Linux Commands

IP Forwarding With net.ipv4.ip_forward

“IP forwarding in Linux refers to setting your Linux to accept incoming network packets and forwarding them to another network. Any modern Linux system does not allow IP forwarding as it wastes bandwidth as a regular user doesn’t need IP forwarding. However, if you need to set your Linux system to act as a gateway or router, you must enable IP forwarding and, in this case, IPv4 IP forwarding. If this sounds new to you, worry less, as this article covers all you need to know about IPv4 IP forwarding.”

Checking IP Forwarding Status

By default, your Linux system has IP forwarding disabled. You can confirm its status by checking the sysctl kernel or /proc. The values get displayed in binary, with 0 implying false and 1 implying true.

To check the status using the /proc value, use the command below.

$ cat /proc/sys/net/ipv4/ip_forward

Alternatively, you can query the sysctl kernel using the command below.

$ sysctl net.ipv4.ip_forward

From both outputs, we note the status is 0, meaning net.ipv4.ip_forward is not enabled.

How to Temporary Enable IP Forwarding

Various scenarios may require you to enable IP forwarding. For instance, if you wish to use your Linux server as a NAT device or a router, you must configure your Linux to receive network packets from one interface while forwarding them to another. Configuring the IP forwarding as a permanent solution is not preferred. Instead, you should temporarily enable it, which resets on the next reboot.

To enable IP forwarding, also known as routing, use the echo command to change the default values from 0 to 1 or use the sysctl command.

To use the echo command to enable IP forwarding, run the command below.

$ echo 1 > /proc/sys/net/ipv4/ip_forward

Similarly, run the command below to enable IP forwarding using sysctl.

$ sysctl -w net.ipv4.ip_forward=1

Once you set the new binary value for the IP forward, you can check its status using the earlier commands. It should output 1 to imply IP forwarding is enabled.

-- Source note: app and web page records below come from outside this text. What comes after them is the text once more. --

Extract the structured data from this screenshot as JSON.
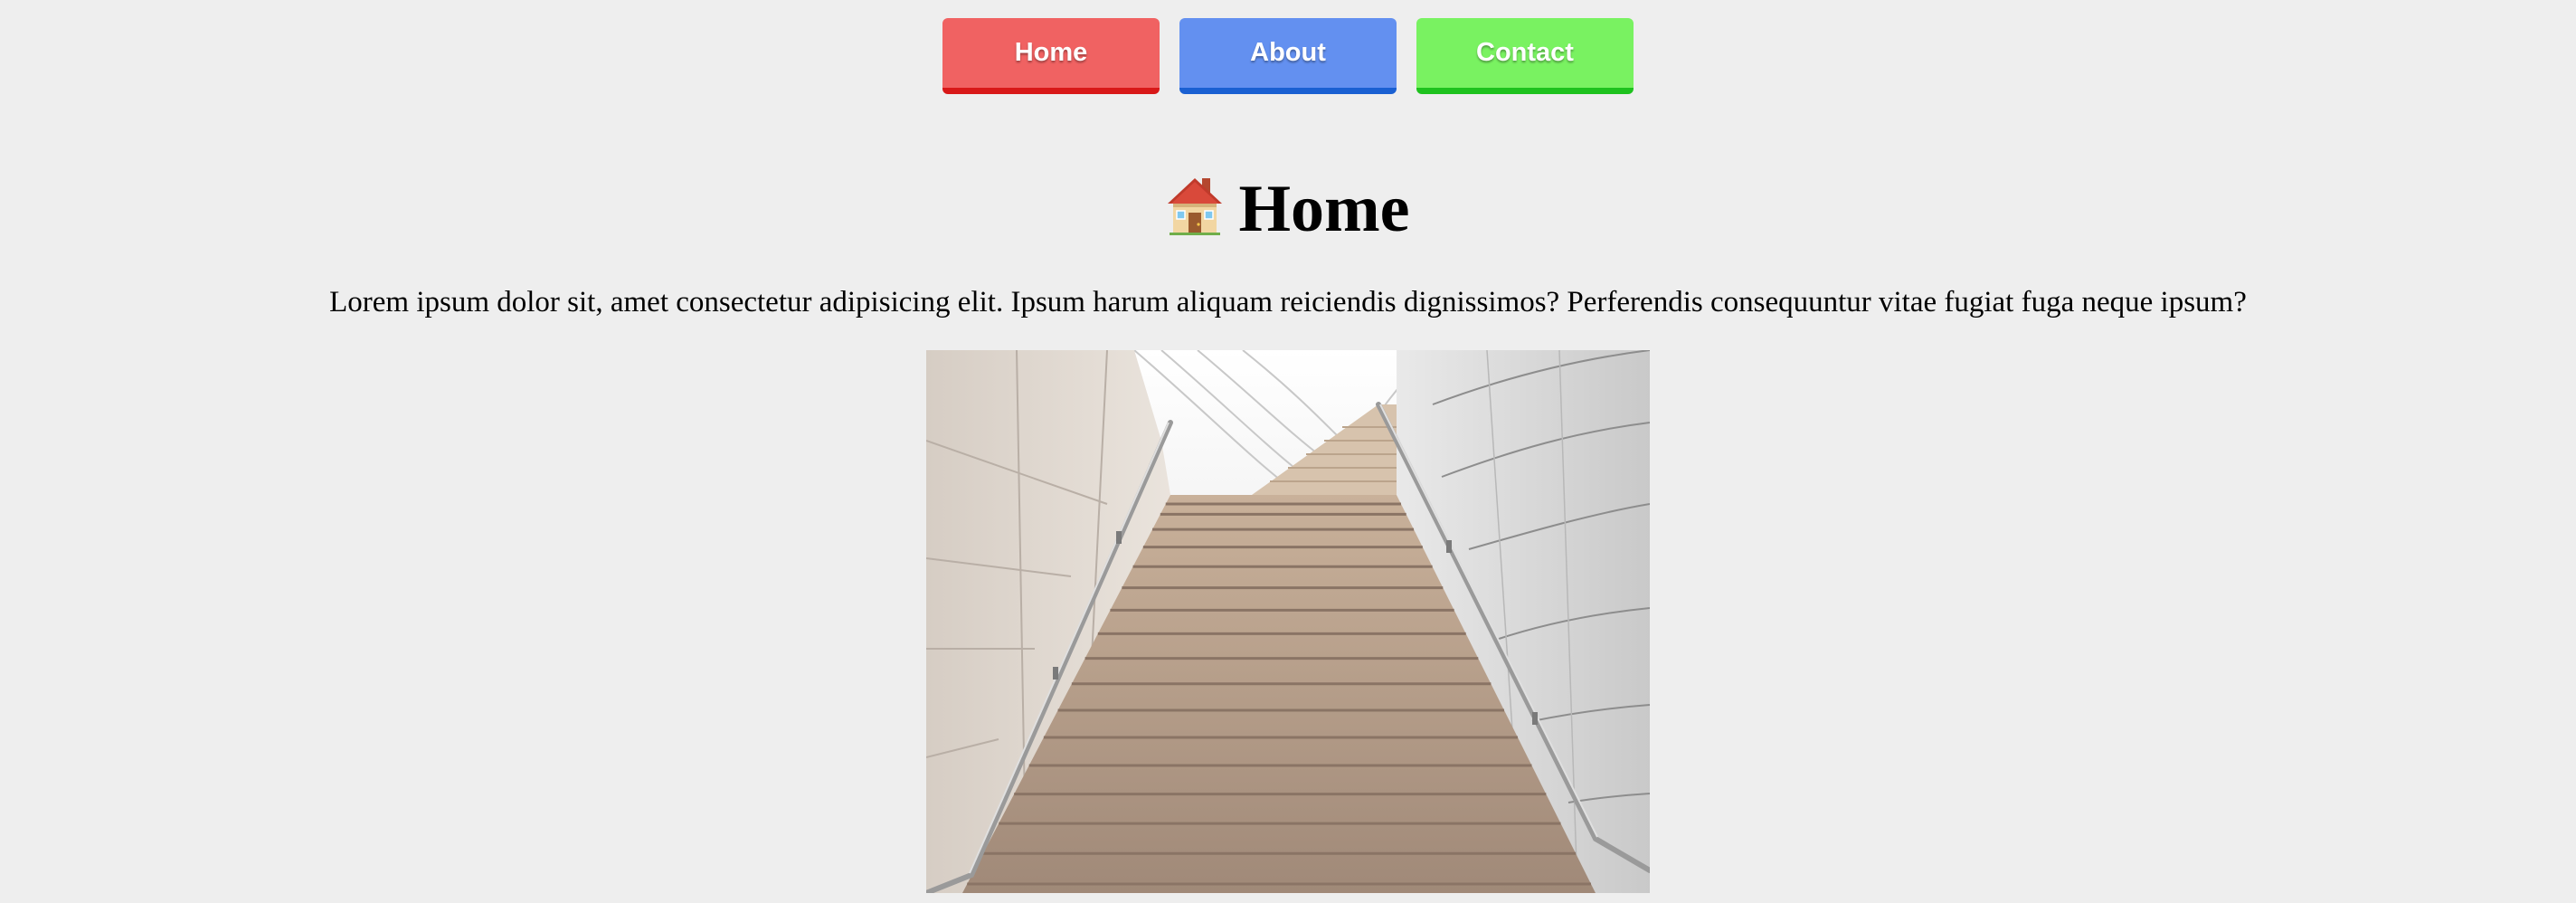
{
  "nav": {
    "items": [
      {
        "label": "Home",
        "color": "#f06262",
        "border_color": "#d81818"
      },
      {
        "label": "About",
        "color": "#6390f0",
        "border_color": "#1a60d2"
      },
      {
        "label": "Contact",
        "color": "#79f261",
        "border_color": "#1ec21e"
      }
    ]
  },
  "main": {
    "heading_icon": "house-icon",
    "heading": "Home",
    "paragraph": "Lorem ipsum dolor sit, amet consectetur adipisicing elit. Ipsum harum aliquam reiciendis dignissimos? Perferendis consequuntur vitae fugiat fuga neque ipsum?",
    "image_subject": "staircase-photo"
  },
  "colors": {
    "page_background": "#eeeeee",
    "text": "#000000"
  }
}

You should know that the settings configured above won’t persist after the next reboot. Alternatively, if you wish to regain the initial state of the disabled IP forwarding before the reboot, all you need is to change the values to 0 instead of 1.

Therefore, any of the commands below will disable the IP forwarding.

$ echo 0 > /proc/sys/net/ipv4/ip_forward

$ sysctl -w net.ipv4.ip_forward=0

We see that the status is disabled and set to 0.

How to Permanently Enable IP Forwarding

Permanently enabling IP forwarding is not recommended, but if you must, you can edit the sysctl.conf file, and the changes will survive a reboot until you again change the settings in the configuration file to disable it.

The changes are similar to those of a temporary configuration. You need to add the state 1 to enable and 0 to disable.

Using an editor of choice, open the /etc/sysctl.conf file. In our case, we are using nano editor, and you should have root privileges to modify the file.

$ sudo nano /etc/sysctl.conf

Once opened, you can enable IP forwarding by adding the below line of code. You can also locate the line below in the file and uncomment it by deleting the #.

net.ipv4.ip_forward = 1

If the IP forwarding was enabled and you wish to disable it permanently, replace the above line of code with the one below.

net.ipv4.ip_forward = 0

Once you’ve edited the file, run the command below for the changes to take effect.

$ sysctl -p /etc/sysctl.conf

That’s it! You’ve successfully enabled IP forwarding permanently.

Wrap Up

This guide shows how to enable and disable IP forwarding either temporarily or permanently. Using the commands presented, you should easily configure your Linux distro depending on your tasks. Hopefully, you now understand net.ipv4.ip_forwarding.

About the author

Denis Kariuki

Denis is a Computer Scientist with a passion for Networking and Cyber Security. I love the terminal, and using Linux is a hobby. I am passionate about sharing tips and ideas about Linux and computing.